…because we’re going one year BEYOND the end of our projection period in the model.

By *subtracting* the growth rate in the denominator, we make the denominator smaller… which makes the amount we can pay significantly bigger.

If cash flows grow more quickly, the denominator gets even smaller and the entire number gets even bigger.

If cash flows grow more slowly, the denominator gets bigger and the entire number gets smaller.

Let’s say the cash flows start at $100 and grow by 3% per year.

We’re targeting a discount rate of 10%.

The NPV here would be $1,429, or $100 / (10% – 3%).

Why does this work?

Why can we pay $1,429 and still get that 10% yield?

Think about it like this…

The yield in Year 1 is is $100 / $1429, or 7.0%

But then by Year 5, it’s $113 / $1429, or 7.9%.

And then as you keep going, the Yield gets higher and higher… because we have growth.

By Year 20, it’s $175 / $1429, or 12.3%.

So, over all those years into the future, the average comes out to 10%… because it’s LESS than 10% in the early years and greater than 10% much later on.

So the weighted average, factoring in the time value of money, still comes out to that 10% yield we were targeting.

## The Algebra Behind Gordon Growth

Please see the video for this part – it’s almost impossible to explain in text form.

## Gordon Growth Method Summary

We care about this because everyone uses this formula to calculate Terminal Value in a DCF, but hardly anyone explains where it comes from.

The basic idea is that you can pay more for a company that’s growing its cash flows than for one that’s NOT growing its cash flows.

And to represent that, you use the formula:

Final Year, Projected Period Free Cash Flow * (1 + FCF Growth Rate) / (Discount Rate – FCF Growth Rate)

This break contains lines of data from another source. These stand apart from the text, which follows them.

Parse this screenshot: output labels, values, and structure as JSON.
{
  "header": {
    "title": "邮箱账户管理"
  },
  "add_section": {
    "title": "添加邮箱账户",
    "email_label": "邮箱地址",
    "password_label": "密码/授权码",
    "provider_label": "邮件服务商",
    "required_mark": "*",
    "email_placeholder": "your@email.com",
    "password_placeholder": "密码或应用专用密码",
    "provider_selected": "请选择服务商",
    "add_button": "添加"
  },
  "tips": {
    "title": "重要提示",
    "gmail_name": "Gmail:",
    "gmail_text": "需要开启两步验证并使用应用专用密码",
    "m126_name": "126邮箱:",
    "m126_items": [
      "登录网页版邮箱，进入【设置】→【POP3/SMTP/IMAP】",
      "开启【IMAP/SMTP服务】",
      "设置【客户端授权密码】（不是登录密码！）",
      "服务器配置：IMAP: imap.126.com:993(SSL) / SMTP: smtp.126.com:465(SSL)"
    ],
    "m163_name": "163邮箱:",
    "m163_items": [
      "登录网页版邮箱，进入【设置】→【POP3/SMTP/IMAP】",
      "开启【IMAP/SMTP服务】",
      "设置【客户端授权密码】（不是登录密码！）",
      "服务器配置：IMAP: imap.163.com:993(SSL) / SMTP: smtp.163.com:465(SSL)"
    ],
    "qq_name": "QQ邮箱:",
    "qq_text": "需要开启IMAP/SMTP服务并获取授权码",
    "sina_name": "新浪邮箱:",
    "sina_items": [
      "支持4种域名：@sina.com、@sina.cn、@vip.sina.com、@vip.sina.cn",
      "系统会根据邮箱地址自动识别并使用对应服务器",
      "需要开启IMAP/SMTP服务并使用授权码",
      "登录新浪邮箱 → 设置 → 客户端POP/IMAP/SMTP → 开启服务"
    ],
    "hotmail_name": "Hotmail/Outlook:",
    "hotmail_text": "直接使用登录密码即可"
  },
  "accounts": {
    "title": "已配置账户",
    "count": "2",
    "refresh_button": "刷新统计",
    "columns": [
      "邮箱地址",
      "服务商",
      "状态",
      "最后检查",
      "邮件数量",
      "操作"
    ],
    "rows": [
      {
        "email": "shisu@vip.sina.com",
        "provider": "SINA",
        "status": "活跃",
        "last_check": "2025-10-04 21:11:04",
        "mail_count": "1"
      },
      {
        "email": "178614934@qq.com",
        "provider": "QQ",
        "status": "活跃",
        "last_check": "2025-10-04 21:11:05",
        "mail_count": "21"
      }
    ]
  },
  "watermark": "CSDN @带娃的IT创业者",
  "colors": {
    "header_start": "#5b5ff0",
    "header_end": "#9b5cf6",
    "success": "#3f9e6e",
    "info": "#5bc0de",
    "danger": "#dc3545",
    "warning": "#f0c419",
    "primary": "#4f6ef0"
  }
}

To approximate the amount you could pay for the Free Cash Flows in the Terminal Period – which is the Terminal Value in a DCF.